The opioid and tobacco epidemics claimed 14,200 Indiana resident lives in 2017 and cost our state $12.6 billion annually in healthcare costs, lost productivity and other economic damages, according to a pair of reports recently released by the Richard M. Fairbanks Foundation, created by the Indiana University Richard M. Fairbanks School of Public Health – Indianapolis, the University of Illinois at Chicago, and the National Bureau of Economic Research.
The opioid epidemic that has devastated Hoosier lives and communities is becoming even deadlier. More than 1,700 Hoosiers died from drug overdoses in 2017 – an all-time high and a 75 percent increase since 2011. The vast majority of these deaths were linked to opioid misuse. Tobacco claims seven times as many lives as the opioid epidemic. Smoking and secondhand smoke cause a combined 12,500 Hoosier deaths each year – the equivalent of more than two dozen Boeing 747 plane crashes with no survivors.
The new reports provide an update from 2016 analyses the Foundation commissioned on Indiana’s opioid and tobacco challenges. While progress has been made to address both health crises, the dynamic nature of the opioid epidemic and the stubborn persistence of tobacco mean more work must be done to make meaningful progress.
“There has been heightened awareness and meaningful action to confront both the opioid and tobacco epidemics in our state, but today’s reports show we still have tremendous unfinished business,” said Ms. Claire Fiddian-Green, president and CEO of the Richard M. Fairbanks Foundation. “These two addiction challenges are root causes of Indiana’s poor health outcomes and burdensome healthcare costs. All Hoosiers must realize the urgency and work together to address them.”
The rising number of drug-related fatalities in Indiana is driven by an evolution in the opioid crisis that has been observed in states across the country: While there has been a steep decline since 2011 in the number of fatal overdoses that involve prescription opioids – thanks to strong actions from stakeholders across the state – Indiana has seen a rapid rise in the synthetic narcotic fentanyl. The presence of fentanyl in Marion County overdoses increased from six percent in 2013 to 46 percent in 2017. Tobacco also has a devastating effect on Hoosier health. More than one in five Hoosiers smokes, and Indiana places among the 10 states with the highest smoking rates nationwide.
Rates of Neonatal Abstinence Syndrome induced by drug use during pregnancy rose by 87 percent in Indiana from 2013 to 2016, and the number of Indiana children in foster care due to drug misuse by caregivers nearly tripled – to almost 9,000 kids – from 2003 to 2016. Each year, 3,700 children under 18 become new daily smokers.
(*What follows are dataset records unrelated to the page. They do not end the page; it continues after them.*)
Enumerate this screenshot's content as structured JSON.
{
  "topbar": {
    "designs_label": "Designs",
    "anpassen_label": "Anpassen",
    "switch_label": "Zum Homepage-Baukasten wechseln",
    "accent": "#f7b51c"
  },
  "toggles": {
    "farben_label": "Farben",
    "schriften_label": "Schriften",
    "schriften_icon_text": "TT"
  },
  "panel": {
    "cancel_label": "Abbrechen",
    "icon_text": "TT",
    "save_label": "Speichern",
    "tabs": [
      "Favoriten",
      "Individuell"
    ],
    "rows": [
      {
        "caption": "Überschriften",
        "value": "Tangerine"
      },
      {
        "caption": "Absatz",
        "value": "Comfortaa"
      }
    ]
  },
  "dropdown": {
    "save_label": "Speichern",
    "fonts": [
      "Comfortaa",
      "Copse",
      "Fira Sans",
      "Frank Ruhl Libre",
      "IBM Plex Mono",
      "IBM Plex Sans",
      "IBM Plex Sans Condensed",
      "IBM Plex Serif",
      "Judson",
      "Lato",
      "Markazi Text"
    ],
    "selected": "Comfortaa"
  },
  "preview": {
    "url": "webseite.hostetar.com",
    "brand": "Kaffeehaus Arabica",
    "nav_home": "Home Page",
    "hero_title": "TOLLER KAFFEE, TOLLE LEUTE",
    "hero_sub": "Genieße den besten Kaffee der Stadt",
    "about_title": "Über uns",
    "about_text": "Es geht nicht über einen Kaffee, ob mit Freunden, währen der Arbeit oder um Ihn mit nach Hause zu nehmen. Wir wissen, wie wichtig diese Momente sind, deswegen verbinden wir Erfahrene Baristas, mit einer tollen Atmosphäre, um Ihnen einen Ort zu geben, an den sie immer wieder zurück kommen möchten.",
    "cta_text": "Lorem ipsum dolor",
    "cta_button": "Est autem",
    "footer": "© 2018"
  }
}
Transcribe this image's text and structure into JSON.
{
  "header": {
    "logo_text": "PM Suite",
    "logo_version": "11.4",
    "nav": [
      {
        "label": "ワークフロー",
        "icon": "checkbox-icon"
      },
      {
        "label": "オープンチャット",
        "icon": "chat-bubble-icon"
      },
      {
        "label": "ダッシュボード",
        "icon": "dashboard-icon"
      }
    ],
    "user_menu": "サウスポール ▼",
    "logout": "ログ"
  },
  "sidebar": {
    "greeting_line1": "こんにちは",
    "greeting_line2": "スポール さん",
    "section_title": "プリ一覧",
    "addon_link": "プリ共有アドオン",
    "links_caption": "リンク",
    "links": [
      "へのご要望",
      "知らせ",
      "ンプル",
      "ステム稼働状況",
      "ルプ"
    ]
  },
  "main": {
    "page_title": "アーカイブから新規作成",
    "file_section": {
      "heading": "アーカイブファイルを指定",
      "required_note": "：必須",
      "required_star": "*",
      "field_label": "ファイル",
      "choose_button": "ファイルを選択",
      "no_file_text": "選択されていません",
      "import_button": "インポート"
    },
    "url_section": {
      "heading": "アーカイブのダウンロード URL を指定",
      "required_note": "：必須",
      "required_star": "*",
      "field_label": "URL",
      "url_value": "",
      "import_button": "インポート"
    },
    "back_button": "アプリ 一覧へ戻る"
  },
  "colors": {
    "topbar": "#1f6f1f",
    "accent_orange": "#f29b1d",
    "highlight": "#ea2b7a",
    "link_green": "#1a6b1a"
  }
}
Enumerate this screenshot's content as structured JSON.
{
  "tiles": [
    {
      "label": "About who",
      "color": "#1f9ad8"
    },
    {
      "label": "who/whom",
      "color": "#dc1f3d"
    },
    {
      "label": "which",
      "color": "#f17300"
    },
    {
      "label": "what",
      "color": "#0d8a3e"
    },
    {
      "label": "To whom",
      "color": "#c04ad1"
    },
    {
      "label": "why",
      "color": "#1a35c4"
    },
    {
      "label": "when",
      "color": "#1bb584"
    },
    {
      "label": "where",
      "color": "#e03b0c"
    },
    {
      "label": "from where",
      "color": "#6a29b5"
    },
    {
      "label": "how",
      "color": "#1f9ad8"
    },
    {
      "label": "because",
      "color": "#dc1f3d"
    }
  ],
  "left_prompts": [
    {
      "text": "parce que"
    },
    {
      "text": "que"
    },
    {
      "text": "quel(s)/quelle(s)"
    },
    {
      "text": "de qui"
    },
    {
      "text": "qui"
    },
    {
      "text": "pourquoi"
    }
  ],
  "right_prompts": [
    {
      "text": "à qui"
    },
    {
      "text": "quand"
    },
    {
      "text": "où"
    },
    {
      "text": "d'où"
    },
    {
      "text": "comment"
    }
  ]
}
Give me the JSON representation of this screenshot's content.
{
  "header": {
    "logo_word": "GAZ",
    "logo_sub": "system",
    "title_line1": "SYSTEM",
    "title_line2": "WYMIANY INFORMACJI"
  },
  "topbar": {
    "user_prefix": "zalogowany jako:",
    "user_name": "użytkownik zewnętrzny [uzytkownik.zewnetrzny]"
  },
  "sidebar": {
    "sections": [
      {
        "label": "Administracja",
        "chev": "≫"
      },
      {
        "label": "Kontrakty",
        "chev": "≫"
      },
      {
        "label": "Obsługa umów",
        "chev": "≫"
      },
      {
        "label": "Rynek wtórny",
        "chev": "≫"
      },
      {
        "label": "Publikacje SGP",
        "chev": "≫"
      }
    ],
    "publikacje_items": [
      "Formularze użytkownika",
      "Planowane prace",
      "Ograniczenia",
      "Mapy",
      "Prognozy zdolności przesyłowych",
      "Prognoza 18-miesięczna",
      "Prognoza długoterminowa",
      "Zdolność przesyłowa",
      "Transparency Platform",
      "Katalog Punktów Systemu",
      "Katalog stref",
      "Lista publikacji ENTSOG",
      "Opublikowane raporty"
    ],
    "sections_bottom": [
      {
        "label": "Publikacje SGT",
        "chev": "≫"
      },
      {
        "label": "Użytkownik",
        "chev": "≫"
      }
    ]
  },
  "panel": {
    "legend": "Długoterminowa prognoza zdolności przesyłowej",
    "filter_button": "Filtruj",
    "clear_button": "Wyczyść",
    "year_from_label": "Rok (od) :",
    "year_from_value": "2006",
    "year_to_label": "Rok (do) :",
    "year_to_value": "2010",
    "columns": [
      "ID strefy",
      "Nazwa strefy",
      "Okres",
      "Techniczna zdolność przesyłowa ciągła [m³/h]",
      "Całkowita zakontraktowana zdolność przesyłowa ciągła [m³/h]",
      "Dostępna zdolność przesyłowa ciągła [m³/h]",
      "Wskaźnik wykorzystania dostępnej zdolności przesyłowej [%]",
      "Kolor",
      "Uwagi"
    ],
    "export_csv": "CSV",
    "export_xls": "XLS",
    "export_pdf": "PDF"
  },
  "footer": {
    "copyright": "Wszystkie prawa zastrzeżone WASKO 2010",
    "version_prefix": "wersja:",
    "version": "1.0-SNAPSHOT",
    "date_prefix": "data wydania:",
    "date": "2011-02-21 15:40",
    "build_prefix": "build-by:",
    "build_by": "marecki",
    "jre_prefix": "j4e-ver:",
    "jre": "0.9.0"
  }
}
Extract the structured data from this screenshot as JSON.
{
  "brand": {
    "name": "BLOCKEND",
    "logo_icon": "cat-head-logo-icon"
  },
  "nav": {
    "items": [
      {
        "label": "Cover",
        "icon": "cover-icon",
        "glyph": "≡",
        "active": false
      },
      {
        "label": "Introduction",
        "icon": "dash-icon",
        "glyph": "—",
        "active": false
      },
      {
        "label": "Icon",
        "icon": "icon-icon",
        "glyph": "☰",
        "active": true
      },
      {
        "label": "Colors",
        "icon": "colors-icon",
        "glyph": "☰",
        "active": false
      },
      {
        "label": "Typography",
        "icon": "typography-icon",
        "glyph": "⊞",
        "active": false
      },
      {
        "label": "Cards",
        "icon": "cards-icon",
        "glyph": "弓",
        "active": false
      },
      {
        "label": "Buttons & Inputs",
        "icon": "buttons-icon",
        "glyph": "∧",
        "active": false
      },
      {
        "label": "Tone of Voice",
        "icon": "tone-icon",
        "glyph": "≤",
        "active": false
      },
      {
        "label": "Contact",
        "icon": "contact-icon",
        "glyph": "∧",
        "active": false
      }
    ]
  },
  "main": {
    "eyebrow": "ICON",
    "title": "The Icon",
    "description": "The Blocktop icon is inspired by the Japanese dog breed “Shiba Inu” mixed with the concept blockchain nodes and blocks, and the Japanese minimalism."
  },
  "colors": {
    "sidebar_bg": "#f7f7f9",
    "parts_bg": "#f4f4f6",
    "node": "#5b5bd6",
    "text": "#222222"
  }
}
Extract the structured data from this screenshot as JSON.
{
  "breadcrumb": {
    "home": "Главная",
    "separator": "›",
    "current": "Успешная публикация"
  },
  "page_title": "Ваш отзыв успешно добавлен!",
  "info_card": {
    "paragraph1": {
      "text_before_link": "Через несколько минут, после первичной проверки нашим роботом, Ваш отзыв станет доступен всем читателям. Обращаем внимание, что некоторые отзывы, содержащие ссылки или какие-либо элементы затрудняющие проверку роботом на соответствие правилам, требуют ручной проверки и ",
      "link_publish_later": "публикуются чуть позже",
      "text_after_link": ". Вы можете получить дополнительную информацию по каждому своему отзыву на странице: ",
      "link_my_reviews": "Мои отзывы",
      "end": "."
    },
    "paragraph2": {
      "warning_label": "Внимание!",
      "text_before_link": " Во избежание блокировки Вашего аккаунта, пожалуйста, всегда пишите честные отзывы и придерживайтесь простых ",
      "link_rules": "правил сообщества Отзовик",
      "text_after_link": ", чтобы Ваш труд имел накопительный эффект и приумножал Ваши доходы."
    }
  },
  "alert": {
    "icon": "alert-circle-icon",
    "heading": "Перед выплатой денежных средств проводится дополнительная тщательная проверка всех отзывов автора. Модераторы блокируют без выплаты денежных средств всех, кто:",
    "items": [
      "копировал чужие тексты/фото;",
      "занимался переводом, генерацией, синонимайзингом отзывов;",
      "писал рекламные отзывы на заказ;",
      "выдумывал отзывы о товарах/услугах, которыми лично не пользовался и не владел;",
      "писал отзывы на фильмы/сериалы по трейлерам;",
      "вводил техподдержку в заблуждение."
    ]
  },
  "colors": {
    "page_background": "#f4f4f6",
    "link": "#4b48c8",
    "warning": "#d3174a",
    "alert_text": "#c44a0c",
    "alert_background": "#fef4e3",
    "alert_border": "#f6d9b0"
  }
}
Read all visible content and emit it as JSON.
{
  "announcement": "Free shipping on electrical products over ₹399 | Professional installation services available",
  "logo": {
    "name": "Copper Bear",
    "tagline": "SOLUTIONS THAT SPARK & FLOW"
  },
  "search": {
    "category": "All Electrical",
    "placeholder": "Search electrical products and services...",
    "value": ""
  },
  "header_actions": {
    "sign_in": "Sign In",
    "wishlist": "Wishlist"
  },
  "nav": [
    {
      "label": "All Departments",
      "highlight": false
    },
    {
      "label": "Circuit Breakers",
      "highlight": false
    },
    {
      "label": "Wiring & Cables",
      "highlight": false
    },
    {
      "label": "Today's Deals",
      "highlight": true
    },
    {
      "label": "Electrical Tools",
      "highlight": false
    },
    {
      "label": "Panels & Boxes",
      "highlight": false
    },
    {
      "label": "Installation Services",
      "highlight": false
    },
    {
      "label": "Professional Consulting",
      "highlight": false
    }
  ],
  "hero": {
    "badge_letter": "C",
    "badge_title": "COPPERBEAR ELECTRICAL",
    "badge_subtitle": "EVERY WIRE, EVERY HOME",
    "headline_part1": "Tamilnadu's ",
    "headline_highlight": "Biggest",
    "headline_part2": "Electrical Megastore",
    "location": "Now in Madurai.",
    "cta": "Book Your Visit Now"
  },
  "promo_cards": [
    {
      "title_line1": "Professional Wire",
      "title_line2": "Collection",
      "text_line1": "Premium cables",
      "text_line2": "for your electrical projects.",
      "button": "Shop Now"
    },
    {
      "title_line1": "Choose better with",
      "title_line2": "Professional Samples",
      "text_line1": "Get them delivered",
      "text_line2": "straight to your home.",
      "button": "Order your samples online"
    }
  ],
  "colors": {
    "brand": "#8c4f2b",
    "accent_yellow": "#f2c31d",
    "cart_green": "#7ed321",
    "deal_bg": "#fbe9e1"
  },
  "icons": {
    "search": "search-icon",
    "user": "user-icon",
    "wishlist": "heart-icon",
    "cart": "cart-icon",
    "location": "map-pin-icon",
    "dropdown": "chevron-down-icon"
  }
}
Nearly 14 percent of women in Indiana smoke while pregnant, ranking our state 11th worst in the U.S. in this category.
“Opioid misuse and tobacco addiction lead to devastating health outcomes, including for some of the most vulnerable Hoosiers – children,” said Dr. Paul Halverson, founding Dean of the Fairbanks School of Public Health. “The reports show us the magnitude of lives impacted by these challenges and should spur us to action so we can help reverse the tide.”
The reports also reveal how both health crises create significant costs for taxpayers, health systems and Indiana businesses. View and download both reports and a full list of recommendations for action.